Weekends seem to swallow me whole and then spit out a crumpled, tired and smelly version of me on Monday mornings. I’m pretty sure that’s not how it’s supposed to go. But I look forward to my quiet weekday mornings when the kids are out of the house and I can work in peace. Weekends are great but, man, they do me in. Here’s some highlights.
On Saturday, I drove all the way to Oshawa and back with the family (a place, by the way, that my phone is always trying to autocorrect to Ottawa because, “C’mon, lady, who ever goes to Oshawa for fun?”). Then, after unloading cranky, car-napping children from the car, I rushed upstairs to get changed for a job pinch-serving for a catering friend. And it was not even bad.
Actually, it was pretty great. I skipped out on dinner and bedtime and got to walk around (burning calories and not eating) for a few hours and I was still home by 10pm, a few dollars richer. If I did this once a week, at a real bar or restaurant, I could work up a healthy sweat and cover my child-care costs for the week in one fell swoop. Twitter agreed that I am a genius for thinking up that plan. Now, if only I could land a job working only once a week (and it would have to be Sunday because Saturday is too busy and Ed’s not home early enough on the weekdays) and it would have to be the right kind of place, and not too far, but not too close and they would have to find me because I don’t have time to job hunt with all these story pitches and query letters on my “to do” list. C’mon, who doesn’t want to hire a 34-year-old mother of three to work to work in their hipster bar so she can get out of the house? I’m sure I’ll be rolling in offers by tomorrow.
Irene had a birthday party Sunday afternoon and I eagerly volunteered to take her. It was at some indoor playground a 20 minute drive away, so I would just drop her off and then find a coffee shop to work in. Okay, fine, maybe I’d take a quick peek in that Winners over there just because I’m sure there’s something I’m not thinking about that we absolutely need.

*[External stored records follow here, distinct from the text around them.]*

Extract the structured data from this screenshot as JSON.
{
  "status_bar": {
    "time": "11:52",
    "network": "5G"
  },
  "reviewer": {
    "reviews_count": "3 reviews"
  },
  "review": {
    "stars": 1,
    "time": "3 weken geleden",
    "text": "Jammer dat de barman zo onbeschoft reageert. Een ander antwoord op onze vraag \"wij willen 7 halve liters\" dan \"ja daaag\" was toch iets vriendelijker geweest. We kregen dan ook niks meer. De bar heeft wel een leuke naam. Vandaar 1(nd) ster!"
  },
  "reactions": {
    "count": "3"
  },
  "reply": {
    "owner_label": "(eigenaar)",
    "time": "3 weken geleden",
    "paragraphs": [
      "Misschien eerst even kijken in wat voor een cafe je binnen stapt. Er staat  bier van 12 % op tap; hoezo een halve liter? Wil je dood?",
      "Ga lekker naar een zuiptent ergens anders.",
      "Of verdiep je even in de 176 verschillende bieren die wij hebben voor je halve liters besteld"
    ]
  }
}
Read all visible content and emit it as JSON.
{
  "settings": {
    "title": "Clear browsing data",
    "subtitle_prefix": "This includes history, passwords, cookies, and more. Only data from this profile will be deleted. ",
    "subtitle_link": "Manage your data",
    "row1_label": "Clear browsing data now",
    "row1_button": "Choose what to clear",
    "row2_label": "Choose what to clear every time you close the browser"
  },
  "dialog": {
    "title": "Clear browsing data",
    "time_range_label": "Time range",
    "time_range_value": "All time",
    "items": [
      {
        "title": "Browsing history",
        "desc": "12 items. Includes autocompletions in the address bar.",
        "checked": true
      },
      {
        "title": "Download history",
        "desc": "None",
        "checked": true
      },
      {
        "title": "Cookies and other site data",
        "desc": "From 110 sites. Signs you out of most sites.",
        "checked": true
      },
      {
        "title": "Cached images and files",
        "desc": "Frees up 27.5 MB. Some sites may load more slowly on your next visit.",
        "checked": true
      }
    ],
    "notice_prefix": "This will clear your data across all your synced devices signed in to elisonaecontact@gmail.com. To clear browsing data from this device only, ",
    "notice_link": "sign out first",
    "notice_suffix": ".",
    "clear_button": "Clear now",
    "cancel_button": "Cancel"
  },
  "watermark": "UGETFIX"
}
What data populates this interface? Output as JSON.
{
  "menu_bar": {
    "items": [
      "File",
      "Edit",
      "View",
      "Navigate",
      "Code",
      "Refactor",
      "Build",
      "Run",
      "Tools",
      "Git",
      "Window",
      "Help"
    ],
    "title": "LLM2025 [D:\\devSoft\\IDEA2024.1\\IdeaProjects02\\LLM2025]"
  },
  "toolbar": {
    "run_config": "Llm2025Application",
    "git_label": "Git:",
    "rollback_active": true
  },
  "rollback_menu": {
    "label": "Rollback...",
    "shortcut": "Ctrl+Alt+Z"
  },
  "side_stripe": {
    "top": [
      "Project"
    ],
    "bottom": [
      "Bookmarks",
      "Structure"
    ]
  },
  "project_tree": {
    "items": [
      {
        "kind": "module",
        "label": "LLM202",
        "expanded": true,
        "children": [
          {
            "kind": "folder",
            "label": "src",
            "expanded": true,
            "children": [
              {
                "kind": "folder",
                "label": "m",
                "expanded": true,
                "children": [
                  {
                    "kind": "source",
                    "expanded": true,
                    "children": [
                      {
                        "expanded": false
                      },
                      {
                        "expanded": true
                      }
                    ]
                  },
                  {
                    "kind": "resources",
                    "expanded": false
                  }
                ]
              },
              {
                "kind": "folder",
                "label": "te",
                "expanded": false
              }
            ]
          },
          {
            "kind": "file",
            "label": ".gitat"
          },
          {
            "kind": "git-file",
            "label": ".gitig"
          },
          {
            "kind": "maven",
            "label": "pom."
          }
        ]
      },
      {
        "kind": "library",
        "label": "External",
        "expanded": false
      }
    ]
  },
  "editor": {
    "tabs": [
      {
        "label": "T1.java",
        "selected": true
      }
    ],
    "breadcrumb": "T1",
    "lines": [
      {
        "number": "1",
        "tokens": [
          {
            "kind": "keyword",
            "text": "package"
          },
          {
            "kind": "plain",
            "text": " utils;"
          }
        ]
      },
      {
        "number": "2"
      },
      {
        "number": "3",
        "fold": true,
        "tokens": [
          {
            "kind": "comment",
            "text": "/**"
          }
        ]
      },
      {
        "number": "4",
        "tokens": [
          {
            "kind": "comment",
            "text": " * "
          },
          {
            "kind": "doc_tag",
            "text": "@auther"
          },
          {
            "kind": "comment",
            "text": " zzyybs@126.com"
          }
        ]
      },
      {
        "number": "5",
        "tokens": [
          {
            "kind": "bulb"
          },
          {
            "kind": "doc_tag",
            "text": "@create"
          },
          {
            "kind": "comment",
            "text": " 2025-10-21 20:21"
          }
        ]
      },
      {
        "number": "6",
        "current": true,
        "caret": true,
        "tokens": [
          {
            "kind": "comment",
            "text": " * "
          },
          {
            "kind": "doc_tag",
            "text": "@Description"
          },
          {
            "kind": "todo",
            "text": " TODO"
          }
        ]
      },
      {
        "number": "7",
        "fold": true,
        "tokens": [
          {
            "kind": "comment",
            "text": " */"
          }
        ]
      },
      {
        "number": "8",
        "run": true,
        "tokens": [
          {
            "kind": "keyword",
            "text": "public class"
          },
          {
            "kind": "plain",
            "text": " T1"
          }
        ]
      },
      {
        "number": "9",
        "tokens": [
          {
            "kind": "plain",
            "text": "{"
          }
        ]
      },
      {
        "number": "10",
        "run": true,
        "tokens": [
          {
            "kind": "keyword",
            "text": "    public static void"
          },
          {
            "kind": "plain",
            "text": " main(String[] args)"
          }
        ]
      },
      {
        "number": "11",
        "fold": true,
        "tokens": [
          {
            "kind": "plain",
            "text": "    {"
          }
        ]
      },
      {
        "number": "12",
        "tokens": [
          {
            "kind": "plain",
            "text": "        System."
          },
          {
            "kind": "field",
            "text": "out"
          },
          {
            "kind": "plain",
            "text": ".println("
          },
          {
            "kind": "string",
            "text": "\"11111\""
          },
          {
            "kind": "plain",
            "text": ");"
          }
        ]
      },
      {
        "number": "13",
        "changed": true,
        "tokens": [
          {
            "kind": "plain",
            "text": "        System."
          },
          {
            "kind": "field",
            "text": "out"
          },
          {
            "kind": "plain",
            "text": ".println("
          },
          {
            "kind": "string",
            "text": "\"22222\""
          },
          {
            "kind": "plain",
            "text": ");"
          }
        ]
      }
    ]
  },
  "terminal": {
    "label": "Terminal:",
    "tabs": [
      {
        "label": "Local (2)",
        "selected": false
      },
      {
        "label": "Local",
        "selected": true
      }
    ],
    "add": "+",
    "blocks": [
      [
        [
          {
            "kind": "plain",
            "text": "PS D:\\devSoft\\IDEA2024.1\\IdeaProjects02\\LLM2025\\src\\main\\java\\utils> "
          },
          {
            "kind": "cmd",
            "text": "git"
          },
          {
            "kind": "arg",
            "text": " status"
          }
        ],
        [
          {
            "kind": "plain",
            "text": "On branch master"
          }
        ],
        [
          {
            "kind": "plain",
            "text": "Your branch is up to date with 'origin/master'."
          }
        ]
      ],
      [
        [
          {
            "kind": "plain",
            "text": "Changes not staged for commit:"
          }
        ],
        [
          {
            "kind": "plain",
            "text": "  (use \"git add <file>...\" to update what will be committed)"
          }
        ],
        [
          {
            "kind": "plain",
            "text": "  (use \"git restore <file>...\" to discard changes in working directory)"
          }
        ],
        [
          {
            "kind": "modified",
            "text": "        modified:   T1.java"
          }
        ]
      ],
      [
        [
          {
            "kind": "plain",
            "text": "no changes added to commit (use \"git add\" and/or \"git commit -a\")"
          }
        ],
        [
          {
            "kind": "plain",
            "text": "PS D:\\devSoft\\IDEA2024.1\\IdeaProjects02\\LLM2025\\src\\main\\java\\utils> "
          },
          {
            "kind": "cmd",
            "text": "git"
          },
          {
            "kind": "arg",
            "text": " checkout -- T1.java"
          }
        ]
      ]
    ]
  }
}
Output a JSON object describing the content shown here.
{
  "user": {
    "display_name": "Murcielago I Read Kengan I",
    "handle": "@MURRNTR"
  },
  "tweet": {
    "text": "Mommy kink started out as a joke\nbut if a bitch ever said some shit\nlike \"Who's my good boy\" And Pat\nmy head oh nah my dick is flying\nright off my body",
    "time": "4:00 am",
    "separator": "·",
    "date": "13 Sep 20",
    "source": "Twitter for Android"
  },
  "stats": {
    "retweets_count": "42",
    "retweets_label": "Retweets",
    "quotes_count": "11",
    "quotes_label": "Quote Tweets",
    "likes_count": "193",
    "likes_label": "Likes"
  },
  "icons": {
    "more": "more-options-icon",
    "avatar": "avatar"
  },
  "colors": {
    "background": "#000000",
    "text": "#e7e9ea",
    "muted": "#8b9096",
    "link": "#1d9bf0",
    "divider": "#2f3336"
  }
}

Except it turned out that nearly her entire junior kindergarten class was in attendance and most of the parents were staying. I chatted with some parents, hanging out by the door with my coat on, until I decided that with 20+ four year olds running amok I might as well stay to keep an eye on my kid. It was fine, but she’s on her own when she hits five.
Oh hey, good news! I bought a new outfit for Ed’s book launch on Thursday. (All are welcome, by the way. If you’re in Toronto, please come!) The bad news is I was shopping for pot pie, so … yeah. I decided to stop at a bakery for a delicious turkey pot pie for dinner, but that meant walking right past that Winners I was talking about. And by “right past” I mean, “Want to do some fun shopping with Mommy, Irene? Just you and me?” “What are we buying?” “I don’t know.”
I just wanted to browse the houseware section in case I saw a really good deal on something I forgot I needed, I swear! I didn’t really see anything but then Irene convinced me to buy her a 4.99 princess art set and a 2.99 Star Wars activity book for Colum and damned if I was going to stand in line to get the kids crap they don’t need without getting myself some crap that I don’t need too. So I got some cushions.
And then I swear I was walking directly to the check out line, and I didn’t even slow down, when a super cute shift dress caught my eye on the clearance rack. $16! That’s practically free! Sure, it’s a size small, but that’s okay because it will make a nice shirt until I manage to lose a few pounds and about 15 years worth of decency. (It’s really pretty short.)
Also, I see now how take out ends up being so much more expensive than you think it’s going to be.
Finally, we lined up for a coffee for the road on our way out of the mall. The middle aged woman in front of us glanced down at Irene and then turned away. She glanced down again. And again. Finally, she couldn’t resist saying something.
“Aren’t her boots on the wrong feet?”
“Yep!” I said, “That’s how we know she’s putting them on by herself.”
“But won’t that hurt her feet?”
“She hasn’t been wearing them for long. I’m not worried. Plus she has lots of room in them.”
“But her toes will start to rub.”
My smile hardened. “Well, she doesn’t always wear them on the wrong feet,” I said through clenched teeth.
She looked down again and shook her head, then moved forward with the line.
“She really didn’t want to change them,” I called out. “Sometimes we just have to pick our battles.”
This woman sure was worked up about a four year old wearing her boots on the wrong feet for someone wearing Birkenstocks with pantyhose in January.